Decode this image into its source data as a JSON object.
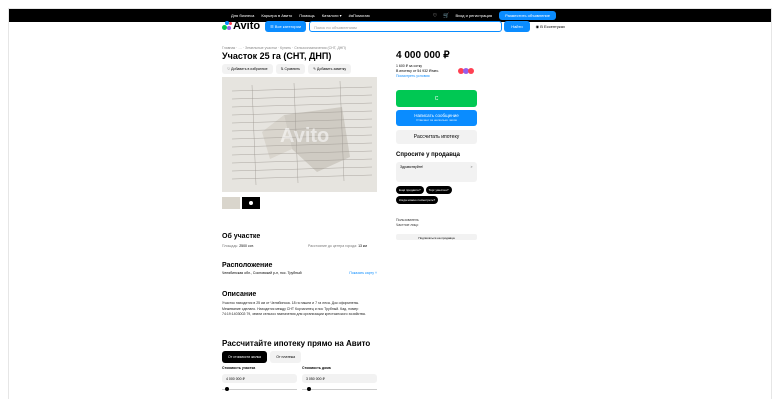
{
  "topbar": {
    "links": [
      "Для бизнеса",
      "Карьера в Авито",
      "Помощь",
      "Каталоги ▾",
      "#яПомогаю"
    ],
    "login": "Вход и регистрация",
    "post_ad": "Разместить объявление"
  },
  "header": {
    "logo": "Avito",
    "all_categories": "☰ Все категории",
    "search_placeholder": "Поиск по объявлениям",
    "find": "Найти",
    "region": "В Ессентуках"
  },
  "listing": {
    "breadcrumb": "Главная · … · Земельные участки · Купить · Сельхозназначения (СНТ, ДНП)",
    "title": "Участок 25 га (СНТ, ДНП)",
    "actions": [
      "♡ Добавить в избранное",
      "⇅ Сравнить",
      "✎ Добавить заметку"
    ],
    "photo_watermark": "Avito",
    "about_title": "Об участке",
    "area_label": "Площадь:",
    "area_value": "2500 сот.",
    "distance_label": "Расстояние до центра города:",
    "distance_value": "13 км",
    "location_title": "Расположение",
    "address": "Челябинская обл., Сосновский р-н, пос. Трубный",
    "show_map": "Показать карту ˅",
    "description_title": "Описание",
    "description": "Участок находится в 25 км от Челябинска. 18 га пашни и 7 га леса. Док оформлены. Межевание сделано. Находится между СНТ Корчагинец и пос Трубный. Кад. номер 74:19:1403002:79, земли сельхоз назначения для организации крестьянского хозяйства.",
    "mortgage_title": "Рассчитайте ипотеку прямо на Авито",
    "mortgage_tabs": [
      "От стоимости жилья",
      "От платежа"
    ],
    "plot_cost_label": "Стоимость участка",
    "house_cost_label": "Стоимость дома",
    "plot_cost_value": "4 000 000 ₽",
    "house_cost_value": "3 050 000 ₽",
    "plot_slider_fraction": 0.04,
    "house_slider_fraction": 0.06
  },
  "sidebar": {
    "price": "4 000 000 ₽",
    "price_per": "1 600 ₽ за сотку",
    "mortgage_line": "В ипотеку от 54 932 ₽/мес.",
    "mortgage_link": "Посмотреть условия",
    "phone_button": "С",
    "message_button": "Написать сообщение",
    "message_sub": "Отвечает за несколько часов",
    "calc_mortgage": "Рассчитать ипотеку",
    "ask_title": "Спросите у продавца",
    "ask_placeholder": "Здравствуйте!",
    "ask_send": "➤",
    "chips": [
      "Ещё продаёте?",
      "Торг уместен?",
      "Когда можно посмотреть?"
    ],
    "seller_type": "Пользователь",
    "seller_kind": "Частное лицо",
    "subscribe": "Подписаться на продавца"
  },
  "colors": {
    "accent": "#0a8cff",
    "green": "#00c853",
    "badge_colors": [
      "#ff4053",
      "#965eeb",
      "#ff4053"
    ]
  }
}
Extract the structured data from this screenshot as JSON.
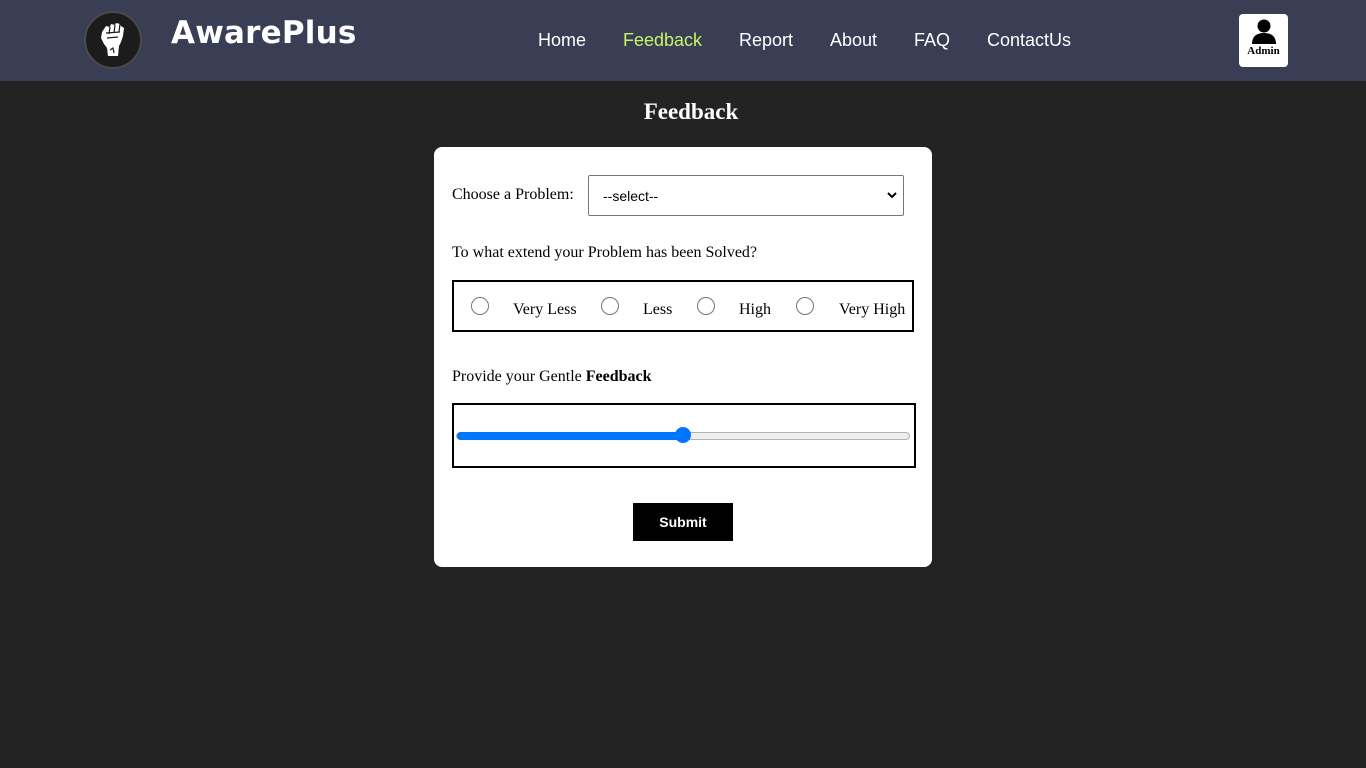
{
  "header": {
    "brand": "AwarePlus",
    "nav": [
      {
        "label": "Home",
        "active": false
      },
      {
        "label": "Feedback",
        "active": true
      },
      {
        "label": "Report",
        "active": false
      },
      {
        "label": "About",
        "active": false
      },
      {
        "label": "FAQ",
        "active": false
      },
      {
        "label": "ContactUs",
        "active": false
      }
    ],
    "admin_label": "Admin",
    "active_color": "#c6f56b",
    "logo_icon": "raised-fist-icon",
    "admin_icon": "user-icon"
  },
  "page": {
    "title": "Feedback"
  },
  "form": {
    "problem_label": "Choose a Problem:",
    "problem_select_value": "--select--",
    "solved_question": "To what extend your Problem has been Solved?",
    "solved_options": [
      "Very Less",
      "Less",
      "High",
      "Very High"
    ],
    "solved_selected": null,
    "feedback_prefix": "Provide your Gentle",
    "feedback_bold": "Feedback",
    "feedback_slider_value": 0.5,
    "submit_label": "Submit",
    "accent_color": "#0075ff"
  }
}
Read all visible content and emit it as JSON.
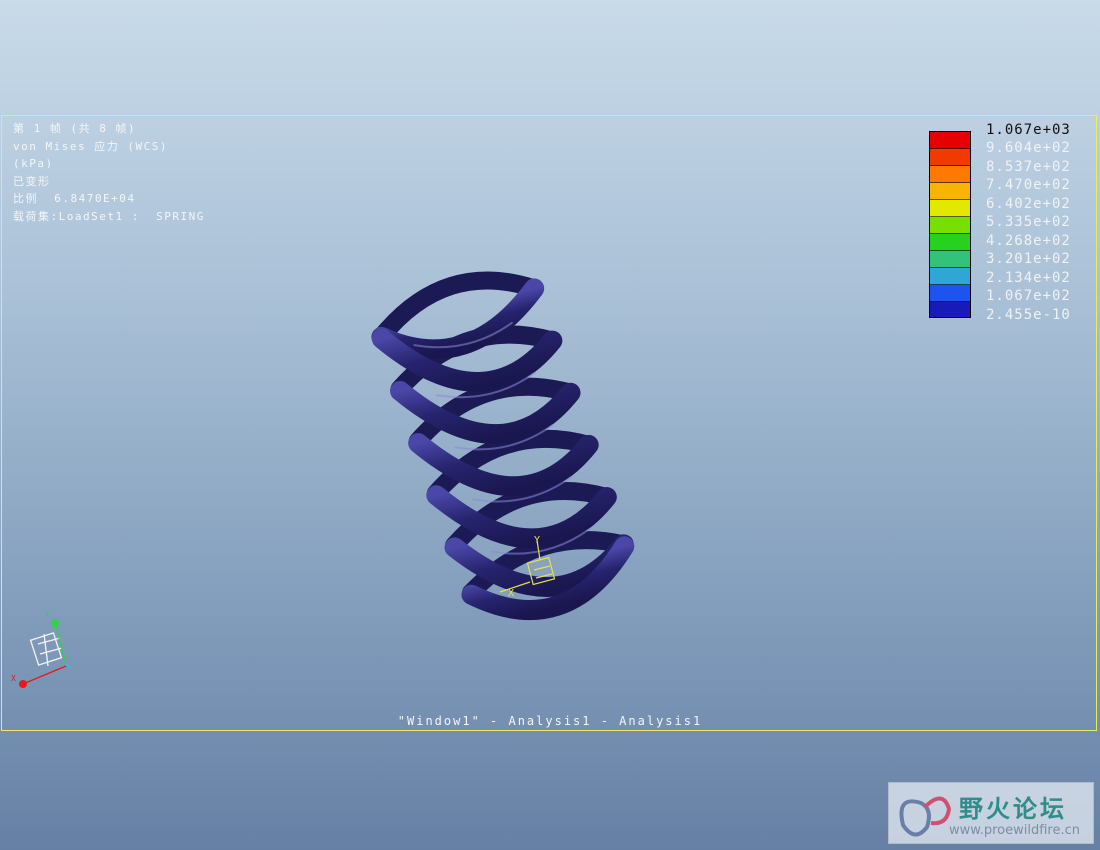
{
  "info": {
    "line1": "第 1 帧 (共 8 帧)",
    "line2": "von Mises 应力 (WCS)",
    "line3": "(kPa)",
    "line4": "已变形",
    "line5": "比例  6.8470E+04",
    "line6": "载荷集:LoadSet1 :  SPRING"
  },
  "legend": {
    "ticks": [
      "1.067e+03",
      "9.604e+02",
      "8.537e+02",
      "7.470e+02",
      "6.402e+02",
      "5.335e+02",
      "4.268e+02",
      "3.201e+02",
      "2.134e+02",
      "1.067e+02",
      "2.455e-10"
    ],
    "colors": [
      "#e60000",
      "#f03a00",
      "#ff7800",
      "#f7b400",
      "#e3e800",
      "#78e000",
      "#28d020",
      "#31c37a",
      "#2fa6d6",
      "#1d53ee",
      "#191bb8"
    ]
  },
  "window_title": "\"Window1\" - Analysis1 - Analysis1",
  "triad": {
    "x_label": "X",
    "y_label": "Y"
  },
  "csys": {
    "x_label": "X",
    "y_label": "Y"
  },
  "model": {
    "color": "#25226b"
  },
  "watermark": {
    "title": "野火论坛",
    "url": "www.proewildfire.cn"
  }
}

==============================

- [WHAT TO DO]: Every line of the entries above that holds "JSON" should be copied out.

- [RESULT OF THIS EXERCISE]:
Decode this image into its source data as a JSON object.
Extract the structured data from this screenshot as JSON.
Read all visible content and emit it as JSON.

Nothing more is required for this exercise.